◆ **Problem details**:
Here the job is to retype the data word for word while leaving the pictures aside.

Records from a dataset

..........

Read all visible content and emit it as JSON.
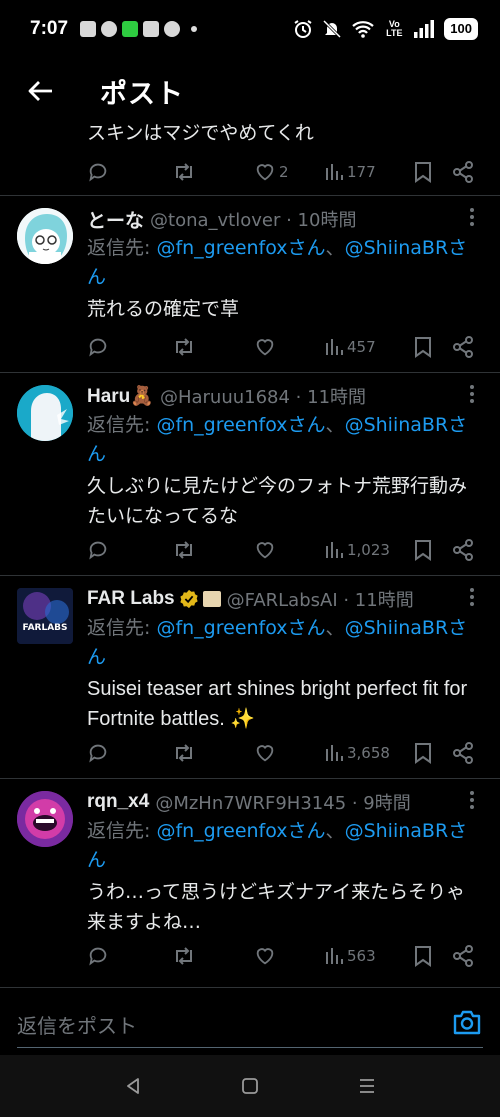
{
  "status_bar": {
    "time": "7:07",
    "battery": "100",
    "network": "Vo LTE"
  },
  "header": {
    "title": "ポスト"
  },
  "prev_post": {
    "text": "スキンはマジでやめてくれ",
    "likes": "2",
    "views": "177"
  },
  "posts": [
    {
      "name": "とーな",
      "handle": "@tona_vtlover · 10時間",
      "reply_prefix": "返信先: ",
      "reply_to_1": "@fn_greenfoxさん",
      "reply_sep": "、",
      "reply_to_2": "@ShiinaBRさん",
      "text": "荒れるの確定で草",
      "views": "457"
    },
    {
      "name": "Haru🧸",
      "handle": "@Haruuu1684 · 11時間",
      "reply_prefix": "返信先: ",
      "reply_to_1": "@fn_greenfoxさん",
      "reply_sep": "、",
      "reply_to_2": "@ShiinaBRさん",
      "text": "久しぶりに見たけど今のフォトナ荒野行動みたいになってるな",
      "views": "1,023"
    },
    {
      "name": "FAR Labs",
      "handle": "@FARLabsAI · 11時間",
      "reply_prefix": "返信先: ",
      "reply_to_1": "@fn_greenfoxさん",
      "reply_sep": "、",
      "reply_to_2": "@ShiinaBRさん",
      "text": "Suisei teaser art shines bright perfect fit for Fortnite battles. ✨",
      "views": "3,658"
    },
    {
      "name": "rqn_x4",
      "handle": "@MzHn7WRF9H3145 · 9時間",
      "reply_prefix": "返信先: ",
      "reply_to_1": "@fn_greenfoxさん",
      "reply_sep": "、",
      "reply_to_2": "@ShiinaBRさん",
      "text": "うわ…って思うけどキズナアイ来たらそりゃ来ますよね…",
      "views": "563"
    }
  ],
  "reply_bar": {
    "placeholder": "返信をポスト"
  },
  "colors": {
    "accent": "#1d9bf0",
    "muted": "#71767b",
    "background": "#000000"
  }
}
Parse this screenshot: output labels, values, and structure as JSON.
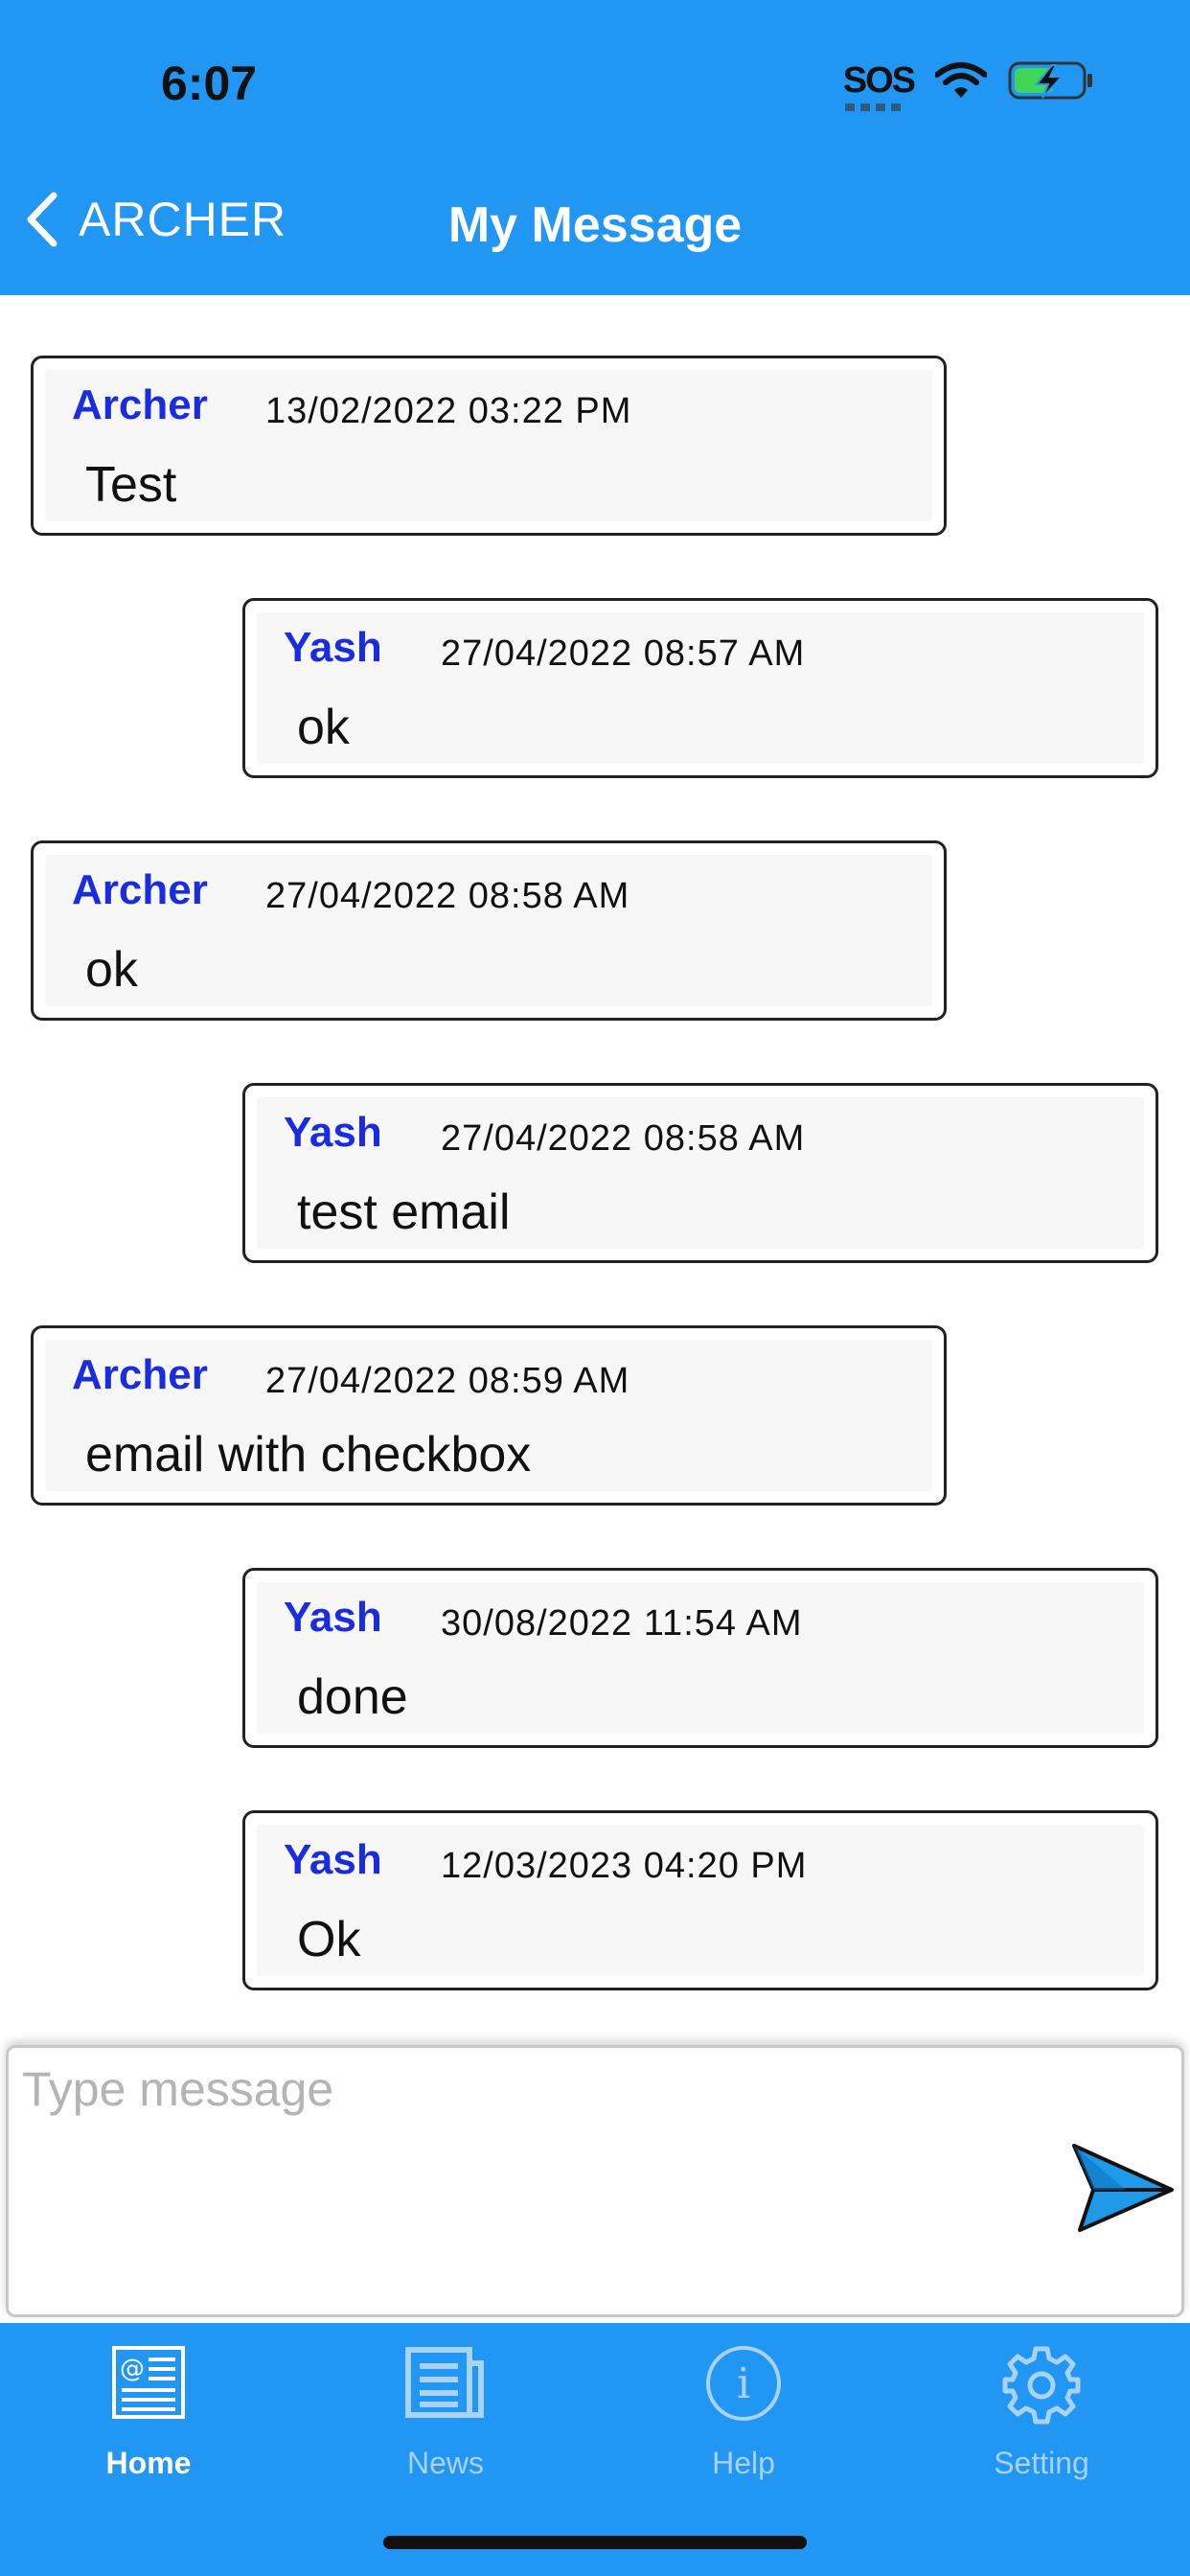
{
  "status_bar": {
    "time": "6:07",
    "sos": "SOS"
  },
  "header": {
    "back_label": "ARCHER",
    "title": "My Message"
  },
  "messages": [
    {
      "side": "left",
      "sender": "Archer",
      "timestamp": "13/02/2022 03:22 PM",
      "text": "Test"
    },
    {
      "side": "right",
      "sender": "Yash",
      "timestamp": "27/04/2022 08:57 AM",
      "text": "ok"
    },
    {
      "side": "left",
      "sender": "Archer",
      "timestamp": "27/04/2022 08:58 AM",
      "text": "ok"
    },
    {
      "side": "right",
      "sender": "Yash",
      "timestamp": "27/04/2022 08:58 AM",
      "text": "test email"
    },
    {
      "side": "left",
      "sender": "Archer",
      "timestamp": "27/04/2022 08:59 AM",
      "text": "email with checkbox"
    },
    {
      "side": "right",
      "sender": "Yash",
      "timestamp": "30/08/2022 11:54 AM",
      "text": "done"
    },
    {
      "side": "right",
      "sender": "Yash",
      "timestamp": "12/03/2023 04:20 PM",
      "text": "Ok"
    }
  ],
  "composer": {
    "placeholder": "Type message",
    "value": ""
  },
  "tabs": [
    {
      "label": "Home",
      "icon": "home-newspaper-icon",
      "active": true
    },
    {
      "label": "News",
      "icon": "news-icon",
      "active": false
    },
    {
      "label": "Help",
      "icon": "info-icon",
      "active": false
    },
    {
      "label": "Setting",
      "icon": "gear-icon",
      "active": false
    }
  ],
  "colors": {
    "header_bg": "#2196f3",
    "sender_name": "#1a2ce0",
    "send_icon": "#1e9be8",
    "tab_inactive": "#a9d2f7"
  }
}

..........

◆ **Answer to this exercise**:
Read all visible content and emit it as JSON.
{
  "status_bar": {
    "time": "7:07",
    "battery": "100",
    "network": "Vo LTE"
  },
  "header": {
    "title": "ポスト"
  },
  "prev_post": {
    "text": "スキンはマジでやめてくれ",
    "likes": "2",
    "views": "177"
  },
  "posts": [
    {
      "name": "とーな",
      "handle": "@tona_vtlover · 10時間",
      "reply_prefix": "返信先: ",
      "reply_to_1": "@fn_greenfoxさん",
      "reply_sep": "、",
      "reply_to_2": "@ShiinaBRさん",
      "text": "荒れるの確定で草",
      "views": "457"
    },
    {
      "name": "Haru🧸",
      "handle": "@Haruuu1684 · 11時間",
      "reply_prefix": "返信先: ",
      "reply_to_1": "@fn_greenfoxさん",
      "reply_sep": "、",
      "reply_to_2": "@ShiinaBRさん",
      "text": "久しぶりに見たけど今のフォトナ荒野行動みたいになってるな",
      "views": "1,023"
    },
    {
      "name": "FAR Labs",
      "handle": "@FARLabsAI · 11時間",
      "reply_prefix": "返信先: ",
      "reply_to_1": "@fn_greenfoxさん",
      "reply_sep": "、",
      "reply_to_2": "@ShiinaBRさん",
      "text": "Suisei teaser art shines bright perfect fit for Fortnite battles. ✨",
      "views": "3,658"
    },
    {
      "name": "rqn_x4",
      "handle": "@MzHn7WRF9H3145 · 9時間",
      "reply_prefix": "返信先: ",
      "reply_to_1": "@fn_greenfoxさん",
      "reply_sep": "、",
      "reply_to_2": "@ShiinaBRさん",
      "text": "うわ…って思うけどキズナアイ来たらそりゃ来ますよね…",
      "views": "563"
    }
  ],
  "reply_bar": {
    "placeholder": "返信をポスト"
  },
  "colors": {
    "accent": "#1d9bf0",
    "muted": "#71767b",
    "background": "#000000"
  }
}
Parse this screenshot: output labels, values, and structure as JSON.
{
  "status_bar": {
    "time": "6:07",
    "sos": "SOS"
  },
  "header": {
    "back_label": "ARCHER",
    "title": "My Message"
  },
  "messages": [
    {
      "side": "left",
      "sender": "Archer",
      "timestamp": "13/02/2022 03:22 PM",
      "text": "Test"
    },
    {
      "side": "right",
      "sender": "Yash",
      "timestamp": "27/04/2022 08:57 AM",
      "text": "ok"
    },
    {
      "side": "left",
      "sender": "Archer",
      "timestamp": "27/04/2022 08:58 AM",
      "text": "ok"
    },
    {
      "side": "right",
      "sender": "Yash",
      "timestamp": "27/04/2022 08:58 AM",
      "text": "test email"
    },
    {
      "side": "left",
      "sender": "Archer",
      "timestamp": "27/04/2022 08:59 AM",
      "text": "email with checkbox"
    },
    {
      "side": "right",
      "sender": "Yash",
      "timestamp": "30/08/2022 11:54 AM",
      "text": "done"
    },
    {
      "side": "right",
      "sender": "Yash",
      "timestamp": "12/03/2023 04:20 PM",
      "text": "Ok"
    }
  ],
  "composer": {
    "placeholder": "Type message",
    "value": ""
  },
  "tabs": [
    {
      "label": "Home",
      "icon": "home-newspaper-icon",
      "active": true
    },
    {
      "label": "News",
      "icon": "news-icon",
      "active": false
    },
    {
      "label": "Help",
      "icon": "info-icon",
      "active": false
    },
    {
      "label": "Setting",
      "icon": "gear-icon",
      "active": false
    }
  ],
  "colors": {
    "header_bg": "#2196f3",
    "sender_name": "#1a2ce0",
    "send_icon": "#1e9be8",
    "tab_inactive": "#a9d2f7"
  }
}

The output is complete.